Salone del Mobile, the prestigious Italian furniture fair opens its doors today offering visitors the very best in international furniture design concepts. Salone del Mobile is also home to SaloneSatellite an event that spotlights promising young designers under 35 by giving them a platform to connect with manufacturers, buyers and talent scouts. Noted for launching the careers of designers such as Oki Sato of Nendo, this year’s SaloneSatellite theme is Africa/Latin America: Rising Design – Design Emergente and as such is presenting a group of designers representing both regions. Among those representing African design is Jomo Tariku, founder of Jomo Furniture who is unveiling a new design, The Nyala chair, which is inspired by the graceful curves of antelope horns; and alongside him Lani Adeoye founder of Studio Lani whose furniture is based on organic forms; and luxury lighting by textile design brand AMWA in collaboration with The Bespoke Boutique. Industrial designer Ifeanyi Oganwu who specializes in combining craft with engineering has previously participated in SaloneSatellite.
Sir David Adjaye has been announced as the overall winner of Beazley Design of the Year 2017, for the National Museum of African American History and Culture (NMAAHC) in Washington designed in collaboration with The Freelon Group, Davis Brody Bond, and SmithGroupJJR. Now in its tenth year Beazley Designs of the Year is an annual award and exhibition of the very best in international design held by The Design Museum, the world’s leading museum devoted to contemporary design and architecture; and sponsored by specialty insurers Beazley.
Lani Adeoye is the founder of Studio Lani, an award-winning multi-disciplinary product design and interior architecture practice that creates furniture inspired by a modern Africa. Furniture design is inspired by Lani’s West African heritage is a strong feature of her furniture design aesthetic, which blurs the boundaries between design and art. Another characteristic is curved metal handcrafted in Nigeria.
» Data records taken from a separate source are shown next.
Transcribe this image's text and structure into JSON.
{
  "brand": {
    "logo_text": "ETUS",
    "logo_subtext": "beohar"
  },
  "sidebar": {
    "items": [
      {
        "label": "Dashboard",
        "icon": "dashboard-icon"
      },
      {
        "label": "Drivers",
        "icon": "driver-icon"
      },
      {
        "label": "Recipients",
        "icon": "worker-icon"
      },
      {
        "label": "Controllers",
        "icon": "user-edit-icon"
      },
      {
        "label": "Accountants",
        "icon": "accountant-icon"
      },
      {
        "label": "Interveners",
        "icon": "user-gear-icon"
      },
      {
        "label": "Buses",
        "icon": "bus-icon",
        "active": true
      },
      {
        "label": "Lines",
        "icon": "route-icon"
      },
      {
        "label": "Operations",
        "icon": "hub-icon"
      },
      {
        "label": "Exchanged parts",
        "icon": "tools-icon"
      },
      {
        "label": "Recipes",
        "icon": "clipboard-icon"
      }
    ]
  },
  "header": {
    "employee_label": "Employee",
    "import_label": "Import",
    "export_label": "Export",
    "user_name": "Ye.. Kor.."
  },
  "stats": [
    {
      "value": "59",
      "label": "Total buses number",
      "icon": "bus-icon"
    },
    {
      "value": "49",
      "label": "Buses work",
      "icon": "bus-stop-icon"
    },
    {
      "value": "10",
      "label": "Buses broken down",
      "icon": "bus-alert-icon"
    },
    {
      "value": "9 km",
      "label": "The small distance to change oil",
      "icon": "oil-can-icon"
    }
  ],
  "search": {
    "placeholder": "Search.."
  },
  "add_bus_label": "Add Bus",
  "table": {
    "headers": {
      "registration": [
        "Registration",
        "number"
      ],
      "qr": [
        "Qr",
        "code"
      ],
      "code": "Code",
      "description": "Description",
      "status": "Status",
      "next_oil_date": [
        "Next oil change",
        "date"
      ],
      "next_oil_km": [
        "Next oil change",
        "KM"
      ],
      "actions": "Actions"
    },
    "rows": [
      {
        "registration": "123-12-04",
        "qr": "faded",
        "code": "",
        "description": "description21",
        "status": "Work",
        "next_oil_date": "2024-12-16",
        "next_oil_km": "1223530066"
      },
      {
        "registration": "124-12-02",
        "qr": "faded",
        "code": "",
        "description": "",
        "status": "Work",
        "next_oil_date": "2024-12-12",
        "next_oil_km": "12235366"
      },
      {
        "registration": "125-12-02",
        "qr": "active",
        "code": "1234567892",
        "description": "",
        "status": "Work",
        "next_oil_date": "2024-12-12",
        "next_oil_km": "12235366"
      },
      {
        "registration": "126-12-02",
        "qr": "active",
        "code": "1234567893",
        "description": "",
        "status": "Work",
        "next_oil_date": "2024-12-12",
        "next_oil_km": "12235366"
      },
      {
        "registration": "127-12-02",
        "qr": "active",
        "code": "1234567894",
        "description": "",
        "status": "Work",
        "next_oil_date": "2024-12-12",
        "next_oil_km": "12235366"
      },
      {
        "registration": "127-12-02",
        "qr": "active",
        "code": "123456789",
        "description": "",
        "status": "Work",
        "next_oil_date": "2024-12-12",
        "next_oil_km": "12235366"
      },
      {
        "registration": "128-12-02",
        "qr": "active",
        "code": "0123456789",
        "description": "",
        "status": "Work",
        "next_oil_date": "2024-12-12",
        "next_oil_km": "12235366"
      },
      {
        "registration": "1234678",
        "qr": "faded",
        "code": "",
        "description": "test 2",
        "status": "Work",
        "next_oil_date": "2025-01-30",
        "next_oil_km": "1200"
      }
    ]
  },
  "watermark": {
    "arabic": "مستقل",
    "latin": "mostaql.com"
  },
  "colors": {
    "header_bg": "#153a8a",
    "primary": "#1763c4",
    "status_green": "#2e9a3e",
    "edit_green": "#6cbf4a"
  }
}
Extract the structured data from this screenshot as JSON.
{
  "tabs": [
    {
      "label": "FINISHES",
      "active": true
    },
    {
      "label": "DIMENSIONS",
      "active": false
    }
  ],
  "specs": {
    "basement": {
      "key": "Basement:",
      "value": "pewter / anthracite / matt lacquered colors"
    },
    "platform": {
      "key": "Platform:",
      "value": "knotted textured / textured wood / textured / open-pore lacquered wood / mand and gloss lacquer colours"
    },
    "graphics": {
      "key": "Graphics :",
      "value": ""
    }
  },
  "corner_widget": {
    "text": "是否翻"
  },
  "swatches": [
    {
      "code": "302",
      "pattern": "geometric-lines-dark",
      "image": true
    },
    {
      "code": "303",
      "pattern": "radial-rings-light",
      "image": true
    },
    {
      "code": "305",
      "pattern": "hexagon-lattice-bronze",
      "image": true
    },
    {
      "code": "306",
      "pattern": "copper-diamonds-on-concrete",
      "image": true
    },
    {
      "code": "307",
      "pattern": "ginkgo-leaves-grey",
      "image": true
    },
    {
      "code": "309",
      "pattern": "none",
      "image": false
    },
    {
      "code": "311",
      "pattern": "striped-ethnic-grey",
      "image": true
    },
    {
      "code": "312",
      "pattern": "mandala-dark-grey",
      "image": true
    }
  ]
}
Lagos, Nigeria’s bustling dynamic capital plays host to the African Culture and Design Festival (ACDF), a four-day cultural extravaganza that is part of a series of activities organised for the International Federation of Interior Designers and Architects (IFI) 28th Biennial Congress. The Congress prepares to welcome over 500 local and international delegates and features architect Sir David Adjaye as a keynote speaker, Kunlé Adeyemi and writer, culture critic, and educator, Carol Becker,
A few months back I introduced LIHA , a pioneering skincare brand that is all about natural beauty formulations made with rare ingredients. I caught up with the founders Abi and Liha to find out a bit more about the brand and their new product offering.
Please introduce yourself, and tell us a bit about your backgrounds, where you are based and what has inspired your interest in natural skin care?
ABI: Liha and I met at University in London nearly 18 years ago. After university I became a professional athlete, competing in 2 Olympic Games. Liha moved back to her hometown of Cheltenham and set up an art publishing business whilst raising her daughter.
Having spent the last seven years bringing you some of the names, designs, and services that have shaped the emergence and development of the creative industries across Africa one cannot help but be inspired by the energy surrounding what is happening; that feeling that anything is possible. Something that can at times be hard to articulate in a post when experiencing it in person can be so much more impactful. And this is the premise of Design Indaba’s Africa.Now initiative and video series, which brings you closer to the action through on-screen interviews with those who are an active part of shaping the story, and at the same time giving you a window into what is happening on the ground through the video’s electric montage of music events, fashion shows, street festivals workshops and more.